WHAT IS BEING ASKED =
Repeat the records exactly as given. Do not include the pictures.

Items from an interface collection

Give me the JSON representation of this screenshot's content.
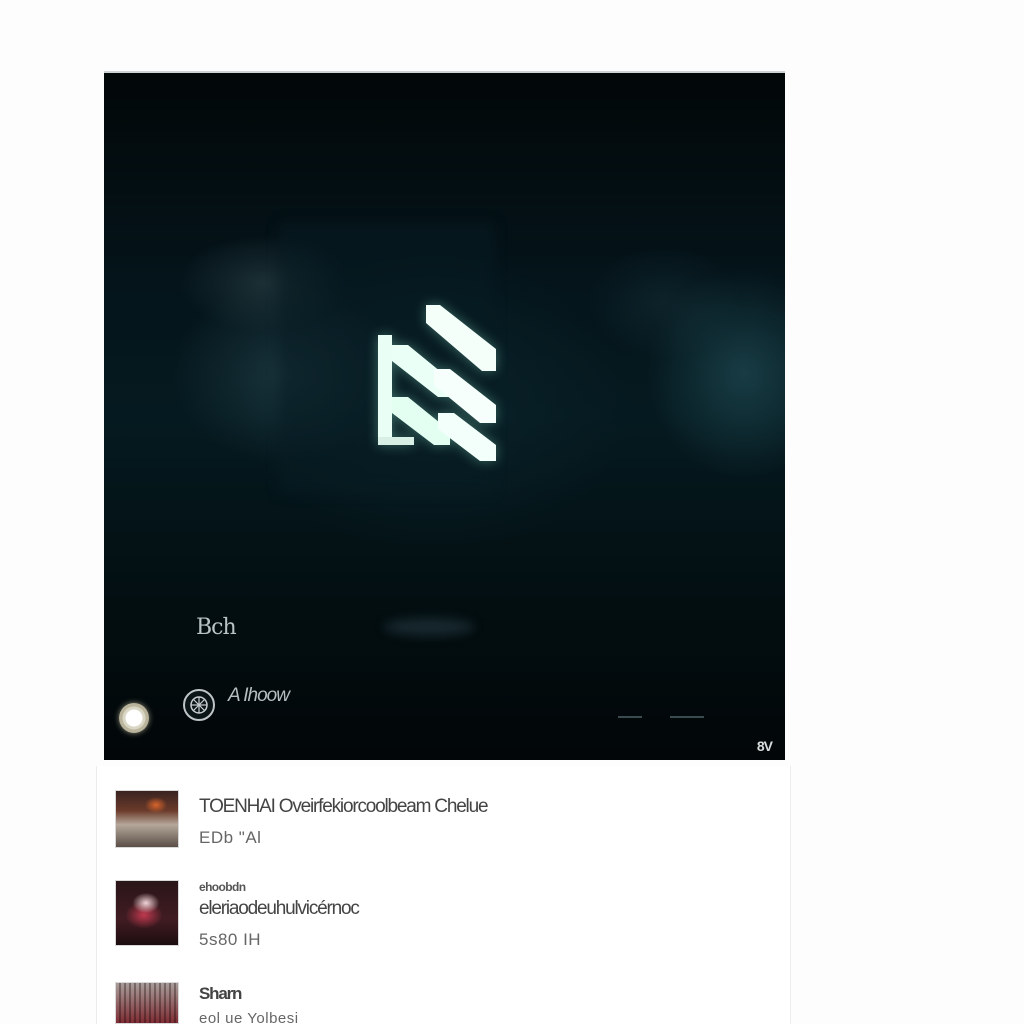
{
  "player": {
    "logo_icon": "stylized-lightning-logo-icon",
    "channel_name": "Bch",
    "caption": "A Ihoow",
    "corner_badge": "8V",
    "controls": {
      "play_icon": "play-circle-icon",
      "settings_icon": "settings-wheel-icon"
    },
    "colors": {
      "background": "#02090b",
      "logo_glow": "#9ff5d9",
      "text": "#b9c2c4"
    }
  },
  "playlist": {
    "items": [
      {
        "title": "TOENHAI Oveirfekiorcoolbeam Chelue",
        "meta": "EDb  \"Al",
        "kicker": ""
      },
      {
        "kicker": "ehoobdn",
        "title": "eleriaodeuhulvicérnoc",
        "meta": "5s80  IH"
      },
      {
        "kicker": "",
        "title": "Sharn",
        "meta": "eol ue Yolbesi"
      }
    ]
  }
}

ANSWER TO THE EXERCISE =
Give me the JSON representation of this screenshot's content.
{
  "player": {
    "logo_icon": "stylized-lightning-logo-icon",
    "channel_name": "Bch",
    "caption": "A Ihoow",
    "corner_badge": "8V",
    "controls": {
      "play_icon": "play-circle-icon",
      "settings_icon": "settings-wheel-icon"
    },
    "colors": {
      "background": "#02090b",
      "logo_glow": "#9ff5d9",
      "text": "#b9c2c4"
    }
  },
  "playlist": {
    "items": [
      {
        "title": "TOENHAI Oveirfekiorcoolbeam Chelue",
        "meta": "EDb  \"Al",
        "kicker": ""
      },
      {
        "kicker": "ehoobdn",
        "title": "eleriaodeuhulvicérnoc",
        "meta": "5s80  IH"
      },
      {
        "kicker": "",
        "title": "Sharn",
        "meta": "eol ue Yolbesi"
      }
    ]
  }
}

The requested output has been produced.